(CCC 1741) Liberation and salvation. By his glorious Cross Christ has won salvation for all men. He redeemed them from the sin that held them in bondage. "For freedom Christ has set us free" (Gal 5: 1). In him we have communion with the "truth that makes us free" (Cf. In 8:32). The Holy Spirit has been given to us and, as the Apostle teaches, "Where the Spirit of the Lord is, there is freedom" (2 Cor 3:17). Already we glory in the "liberty of the children of God" (Rom 8:21). 1741
Reflecting and meditating
(Youcat comment) The more we sin, the more we think only about ourselves and the less well we can develop freely. In sinning we also become more inept at doing good and practicing charity. The Holy Spirit, who has come down into our hearts, gives us a heart that is filled with love for God and mankind. We avail ourselves of the Holy Spirit as the power that leads us to inner freedom, opens our hearts for love, and makes us better instruments for what is good and loving.

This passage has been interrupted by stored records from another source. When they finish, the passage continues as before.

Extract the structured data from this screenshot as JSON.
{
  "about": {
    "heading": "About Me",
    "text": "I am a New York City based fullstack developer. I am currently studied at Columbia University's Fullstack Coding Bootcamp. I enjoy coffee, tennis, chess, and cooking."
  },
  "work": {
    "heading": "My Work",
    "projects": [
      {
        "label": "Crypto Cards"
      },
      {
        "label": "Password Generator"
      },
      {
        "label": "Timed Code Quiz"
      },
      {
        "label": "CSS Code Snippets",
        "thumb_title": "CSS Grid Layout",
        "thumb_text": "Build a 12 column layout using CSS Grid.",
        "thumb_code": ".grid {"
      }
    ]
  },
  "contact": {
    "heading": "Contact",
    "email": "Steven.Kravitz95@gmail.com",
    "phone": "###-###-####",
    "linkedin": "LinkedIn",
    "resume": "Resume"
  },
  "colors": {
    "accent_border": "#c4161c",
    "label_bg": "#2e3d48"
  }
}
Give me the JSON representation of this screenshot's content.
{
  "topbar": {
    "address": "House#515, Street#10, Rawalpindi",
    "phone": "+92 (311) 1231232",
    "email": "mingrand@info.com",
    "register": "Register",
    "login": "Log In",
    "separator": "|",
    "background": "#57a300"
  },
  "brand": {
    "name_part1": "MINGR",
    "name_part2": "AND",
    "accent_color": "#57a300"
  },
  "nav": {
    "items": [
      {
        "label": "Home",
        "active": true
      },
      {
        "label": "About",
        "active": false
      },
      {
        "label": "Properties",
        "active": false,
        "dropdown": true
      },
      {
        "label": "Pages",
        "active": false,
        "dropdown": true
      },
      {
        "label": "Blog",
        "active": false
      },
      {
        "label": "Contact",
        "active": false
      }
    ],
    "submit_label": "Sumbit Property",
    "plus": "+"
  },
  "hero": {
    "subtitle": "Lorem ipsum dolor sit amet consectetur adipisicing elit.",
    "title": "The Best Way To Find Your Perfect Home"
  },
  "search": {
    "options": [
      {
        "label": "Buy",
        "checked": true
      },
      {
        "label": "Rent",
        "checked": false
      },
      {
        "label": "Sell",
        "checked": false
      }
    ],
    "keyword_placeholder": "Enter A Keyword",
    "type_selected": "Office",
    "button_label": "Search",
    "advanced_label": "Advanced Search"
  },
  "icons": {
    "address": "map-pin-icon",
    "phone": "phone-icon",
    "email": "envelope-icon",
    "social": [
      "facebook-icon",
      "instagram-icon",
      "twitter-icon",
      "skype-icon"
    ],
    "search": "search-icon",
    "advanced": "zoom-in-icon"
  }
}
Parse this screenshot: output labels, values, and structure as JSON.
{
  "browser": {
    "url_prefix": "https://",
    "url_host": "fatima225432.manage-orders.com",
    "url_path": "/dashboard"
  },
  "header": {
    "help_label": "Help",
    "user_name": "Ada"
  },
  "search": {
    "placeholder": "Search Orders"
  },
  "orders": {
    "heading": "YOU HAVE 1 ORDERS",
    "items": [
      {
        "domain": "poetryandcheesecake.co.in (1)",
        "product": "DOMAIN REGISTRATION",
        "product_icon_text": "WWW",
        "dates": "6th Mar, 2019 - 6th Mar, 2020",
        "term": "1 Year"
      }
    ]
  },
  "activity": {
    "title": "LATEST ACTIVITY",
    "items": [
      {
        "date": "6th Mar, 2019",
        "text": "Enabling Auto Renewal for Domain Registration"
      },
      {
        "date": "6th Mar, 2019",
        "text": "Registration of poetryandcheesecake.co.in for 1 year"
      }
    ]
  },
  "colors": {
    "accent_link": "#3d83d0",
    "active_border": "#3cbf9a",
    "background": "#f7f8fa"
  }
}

(CCC 1742) Freedom and grace. The grace of Christ is not in the slightest way a rival of our freedom when this freedom accords with the sense of the true and the good that God has put in the human heart. On the contrary, as Christian experience attests especially in prayer, the more docile we are to the promptings of grace, the more we grow in inner freedom and confidence during trials, such as those we face in the pressures and constraints of the outer world. By the working of grace the Holy Spirit educates us in spiritual freedom in order to make us free collaborators in his work in the Church and in the world: Almighty and merciful God, in your goodness take away from us all that is harmful, so that, made ready both in mind and body, we may freely accomplish your will (Roman Missal, 32nd Sunday, Opening Prayer: Omnipotens et misericors Deus, universa nobis adversantia propitiatus exclude, ut, mente et corpore pariter expediti, quae tua sunt liberis mentibus exsequamur).